Cloud accounting provider MYOB is investing heavily in the future, telling the crowd gathered at its Incite event in Sydney yesterday that it will spend $60 million on research and development in 2017, with artificial intelligence and the Internet of Things among its focus areas.
Also part of MYOB’s future focus are bigger businesses, and with this the organisation has launched Advanced People, a new cloud payroll solution designed to help mid-market businesses manage their payments.
The new solution enables users to manage various systems and processes on one platform, also allowing employers to tailor the system to their needs.
Users themselves are able to customise their own personalised dashboards and enter live data outside the platform via Odata functionality. By unifying data entry into one place, the platform is able to reduce the strain of using multiple databases and resources to curate data, allowing businesses to increase their efficiency.
Speaking about the launch, Andrew Birch, MYOB’s General Manager of Industry Solutions, said the cloud-based system, combined with customisable features, allows Advanced People to tackle the “complex scenarios” experienced by larger scale businesses.
“We’re seeing a high demand in the marketplace for cloud-based solutions.
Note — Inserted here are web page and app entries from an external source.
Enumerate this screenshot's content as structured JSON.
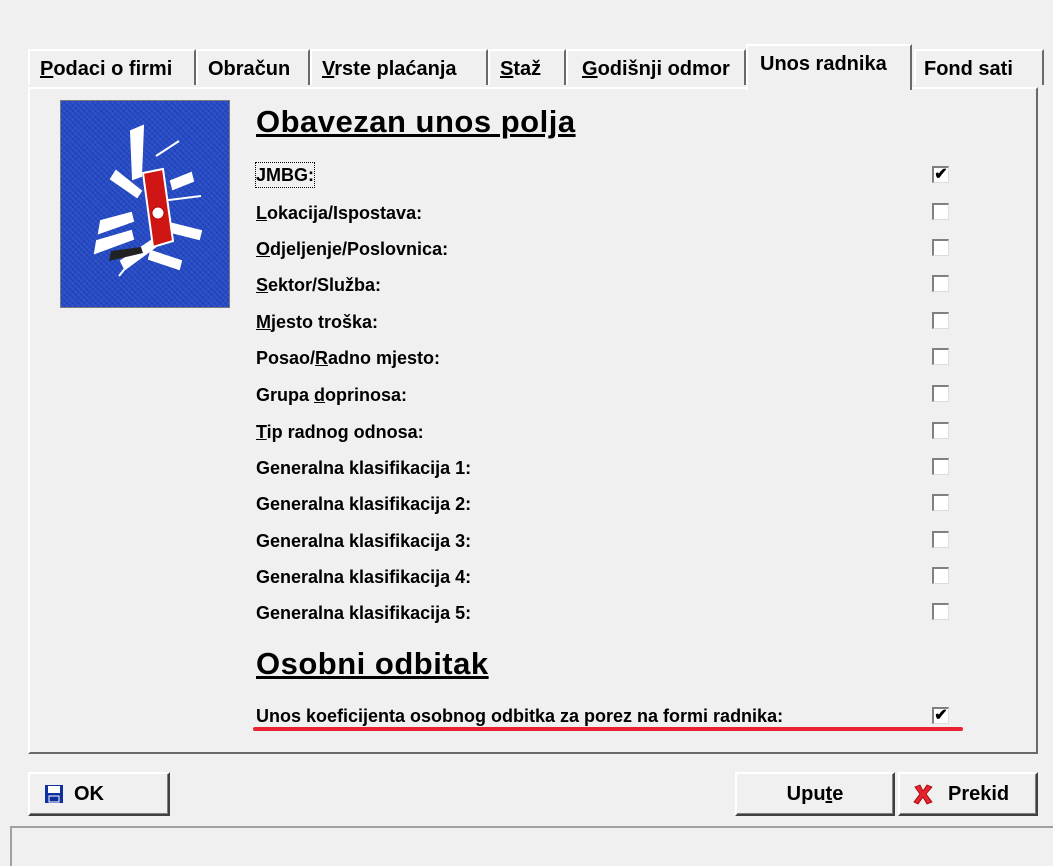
{
  "tabs": [
    {
      "pre": "",
      "u": "P",
      "post": "odaci o firmi"
    },
    {
      "pre": "Obra",
      "u": "",
      "post": "čun"
    },
    {
      "pre": "",
      "u": "V",
      "post": "rste plaćanja"
    },
    {
      "pre": "",
      "u": "S",
      "post": "taž"
    },
    {
      "pre": "",
      "u": "G",
      "post": "odišnji odmor"
    },
    {
      "pre": "Unos radnika",
      "u": "",
      "post": ""
    },
    {
      "pre": "Fond sati",
      "u": "",
      "post": ""
    }
  ],
  "section1": {
    "title": "Obavezan unos polja"
  },
  "section2": {
    "title": "Osobni odbitak"
  },
  "fields": [
    {
      "pre": "",
      "u": "",
      "post": "JMBG:",
      "checked": true
    },
    {
      "pre": "",
      "u": "L",
      "post": "okacija/Ispostava:",
      "checked": false
    },
    {
      "pre": "",
      "u": "O",
      "post": "djeljenje/Poslovnica:",
      "checked": false
    },
    {
      "pre": "",
      "u": "S",
      "post": "ektor/Služba:",
      "checked": false
    },
    {
      "pre": "",
      "u": "M",
      "post": "jesto troška:",
      "checked": false
    },
    {
      "pre": "Posao/",
      "u": "R",
      "post": "adno mjesto:",
      "checked": false
    },
    {
      "pre": "Grupa ",
      "u": "d",
      "post": "oprinosa:",
      "checked": false
    },
    {
      "pre": "",
      "u": "T",
      "post": "ip radnog odnosa:",
      "checked": false
    },
    {
      "pre": "Generalna klasifikacija 1:",
      "u": "",
      "post": "",
      "checked": false
    },
    {
      "pre": "Generalna klasifikacija 2:",
      "u": "",
      "post": "",
      "checked": false
    },
    {
      "pre": "Generalna klasifikacija 3:",
      "u": "",
      "post": "",
      "checked": false
    },
    {
      "pre": "Generalna klasifikacija 4:",
      "u": "",
      "post": "",
      "checked": false
    },
    {
      "pre": "Generalna klasifikacija 5:",
      "u": "",
      "post": "",
      "checked": false
    }
  ],
  "deduction": {
    "label": "Unos koeficijenta osobnog odbitka za porez na formi radnika:",
    "checked": true
  },
  "buttons": {
    "ok": "OK",
    "help": {
      "pre": "Upu",
      "u": "t",
      "post": "e"
    },
    "cancel": "Prekid"
  },
  "icons": {
    "ok": "floppy-disk-icon",
    "cancel": "red-x-icon",
    "logo": "swiss-army-knife-logo"
  },
  "colors": {
    "logo_bg": "#2349c8",
    "highlight": "#e8222e",
    "cancel_icon": "#e8222e",
    "floppy": "#1030a0"
  }
}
Cloud is the future of Enterprise Resource Planning [ERP] and payroll,” said Birch.
With MYOB traditionally seen as a solution for small business, the company has been making a concerted effort behind the scenes over the last few years to reach bigger businesses.
Tim Reed, CEO of MYOB, said that while SMBs have been proud to use the company’s products, they eventually grew too big and existing solutions couldn’t keep up; “it was like a badge of honour to outgrow MYOB”, he said.
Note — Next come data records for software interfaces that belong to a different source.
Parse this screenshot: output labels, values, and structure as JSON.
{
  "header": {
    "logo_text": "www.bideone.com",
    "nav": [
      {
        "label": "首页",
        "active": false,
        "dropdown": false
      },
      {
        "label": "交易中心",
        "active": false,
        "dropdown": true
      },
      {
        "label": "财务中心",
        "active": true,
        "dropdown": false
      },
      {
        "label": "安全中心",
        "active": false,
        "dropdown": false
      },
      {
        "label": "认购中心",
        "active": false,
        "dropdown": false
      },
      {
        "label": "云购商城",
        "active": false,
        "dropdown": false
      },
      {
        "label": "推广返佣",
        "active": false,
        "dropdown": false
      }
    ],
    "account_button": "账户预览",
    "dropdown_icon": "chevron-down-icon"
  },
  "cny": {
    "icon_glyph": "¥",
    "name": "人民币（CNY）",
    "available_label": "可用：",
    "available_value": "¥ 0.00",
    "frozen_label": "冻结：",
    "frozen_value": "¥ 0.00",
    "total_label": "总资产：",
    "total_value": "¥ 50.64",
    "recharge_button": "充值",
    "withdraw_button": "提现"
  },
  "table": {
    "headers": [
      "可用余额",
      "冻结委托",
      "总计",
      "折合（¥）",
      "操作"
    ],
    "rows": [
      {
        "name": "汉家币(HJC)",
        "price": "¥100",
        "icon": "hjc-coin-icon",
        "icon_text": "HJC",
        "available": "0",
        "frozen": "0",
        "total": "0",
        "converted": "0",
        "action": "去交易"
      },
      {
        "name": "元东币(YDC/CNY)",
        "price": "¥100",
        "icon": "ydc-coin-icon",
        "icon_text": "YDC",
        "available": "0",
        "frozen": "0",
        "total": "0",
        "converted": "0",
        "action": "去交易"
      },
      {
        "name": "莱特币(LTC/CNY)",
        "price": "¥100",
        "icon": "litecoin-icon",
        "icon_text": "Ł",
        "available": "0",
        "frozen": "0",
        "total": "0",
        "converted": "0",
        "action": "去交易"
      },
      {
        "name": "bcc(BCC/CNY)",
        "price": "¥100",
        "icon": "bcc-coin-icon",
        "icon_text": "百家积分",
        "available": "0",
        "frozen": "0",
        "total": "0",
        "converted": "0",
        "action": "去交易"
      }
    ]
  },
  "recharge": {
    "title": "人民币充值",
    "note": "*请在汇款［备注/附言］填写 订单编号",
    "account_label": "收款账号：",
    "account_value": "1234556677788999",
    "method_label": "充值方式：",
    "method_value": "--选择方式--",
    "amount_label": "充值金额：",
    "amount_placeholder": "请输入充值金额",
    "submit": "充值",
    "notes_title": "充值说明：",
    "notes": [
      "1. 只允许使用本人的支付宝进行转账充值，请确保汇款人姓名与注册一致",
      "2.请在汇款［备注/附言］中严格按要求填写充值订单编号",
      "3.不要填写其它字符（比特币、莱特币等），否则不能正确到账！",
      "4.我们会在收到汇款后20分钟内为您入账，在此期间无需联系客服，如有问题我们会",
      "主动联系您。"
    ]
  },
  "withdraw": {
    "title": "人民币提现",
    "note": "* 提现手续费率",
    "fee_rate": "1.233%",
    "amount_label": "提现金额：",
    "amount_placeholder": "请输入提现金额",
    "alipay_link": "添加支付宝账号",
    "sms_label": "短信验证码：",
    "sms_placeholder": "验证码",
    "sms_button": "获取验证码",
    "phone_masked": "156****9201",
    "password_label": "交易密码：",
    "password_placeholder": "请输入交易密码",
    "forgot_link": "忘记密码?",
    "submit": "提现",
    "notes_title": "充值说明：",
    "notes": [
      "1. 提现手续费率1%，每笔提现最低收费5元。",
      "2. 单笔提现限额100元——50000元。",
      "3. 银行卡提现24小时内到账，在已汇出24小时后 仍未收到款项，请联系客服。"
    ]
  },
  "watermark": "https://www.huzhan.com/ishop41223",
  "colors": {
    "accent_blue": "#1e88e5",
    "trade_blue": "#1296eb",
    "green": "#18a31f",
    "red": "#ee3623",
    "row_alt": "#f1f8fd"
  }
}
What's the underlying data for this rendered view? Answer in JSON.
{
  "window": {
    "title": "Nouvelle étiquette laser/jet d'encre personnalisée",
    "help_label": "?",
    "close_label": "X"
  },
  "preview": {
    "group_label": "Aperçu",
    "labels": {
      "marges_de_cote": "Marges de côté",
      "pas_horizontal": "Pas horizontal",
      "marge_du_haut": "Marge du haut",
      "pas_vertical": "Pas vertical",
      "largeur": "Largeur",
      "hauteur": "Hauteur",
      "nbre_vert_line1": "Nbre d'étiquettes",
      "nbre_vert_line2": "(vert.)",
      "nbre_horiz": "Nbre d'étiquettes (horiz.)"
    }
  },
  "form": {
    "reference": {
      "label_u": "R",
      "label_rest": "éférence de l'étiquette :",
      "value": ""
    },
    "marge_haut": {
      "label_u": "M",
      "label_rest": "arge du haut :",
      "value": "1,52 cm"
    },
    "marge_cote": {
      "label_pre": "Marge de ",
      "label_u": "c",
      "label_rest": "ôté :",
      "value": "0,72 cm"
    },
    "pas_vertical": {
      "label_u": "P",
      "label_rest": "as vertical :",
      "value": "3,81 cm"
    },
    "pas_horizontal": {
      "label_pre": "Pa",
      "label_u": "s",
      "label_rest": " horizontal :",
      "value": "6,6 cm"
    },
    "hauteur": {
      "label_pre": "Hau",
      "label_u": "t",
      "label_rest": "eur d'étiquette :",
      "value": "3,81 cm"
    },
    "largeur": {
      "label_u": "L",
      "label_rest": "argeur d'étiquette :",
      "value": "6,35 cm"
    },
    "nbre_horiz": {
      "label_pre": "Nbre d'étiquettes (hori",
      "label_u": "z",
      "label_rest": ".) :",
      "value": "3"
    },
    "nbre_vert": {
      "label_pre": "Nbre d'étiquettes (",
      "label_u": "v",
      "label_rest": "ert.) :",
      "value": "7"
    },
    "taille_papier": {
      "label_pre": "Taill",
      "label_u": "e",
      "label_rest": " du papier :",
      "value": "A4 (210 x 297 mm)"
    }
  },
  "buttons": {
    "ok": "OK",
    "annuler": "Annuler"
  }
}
Now, MYOB wants to get them back.
Advanced People is built on the same platform as MYOB’s existing ERP solution, Advanced Business, having integrated its ERP features into one unified space.
Focusing on automation, the merged platform holds MYOB’s first Data Calculation Engine (DCE), an algorithm which calculates employee tax and superannuation automatically.
MYOB’s PaySuper, as well as a shelf of third-party tools, can be plugged into the platform in order to help simplify data entry and visualise it; amongst other functions.
As a mid-market platform, users are able to choose what tier of Advanced People they want to pay for month-by-month, allowing business to accommodate for fluctuations in their payroll requirements.
The announcement comes after MYOB finished up the end of their DevelopHER program at the end of last month.
Looking to maintain diversity in the workplace, the paid internship program, which teaches women to code, ended with the hiring of its three participants. The bid to improve diversity within the company came as MYOB realised it couldn’t develop relevant products if it was missing out on the perspective of half its user-base.
This thought was brought forward yesterday, with Birch saying the housing of MYOB’s development and product teams in Australia and New Zealand means the company has a solid understanding of local regulations and the needs of businesses.
Looking ahead, the company will look at the development of a mobile-first approach, and increasing functionality for employees of businesses using MYOB solutions.
Image: Andrew Birch. Source: Supplied.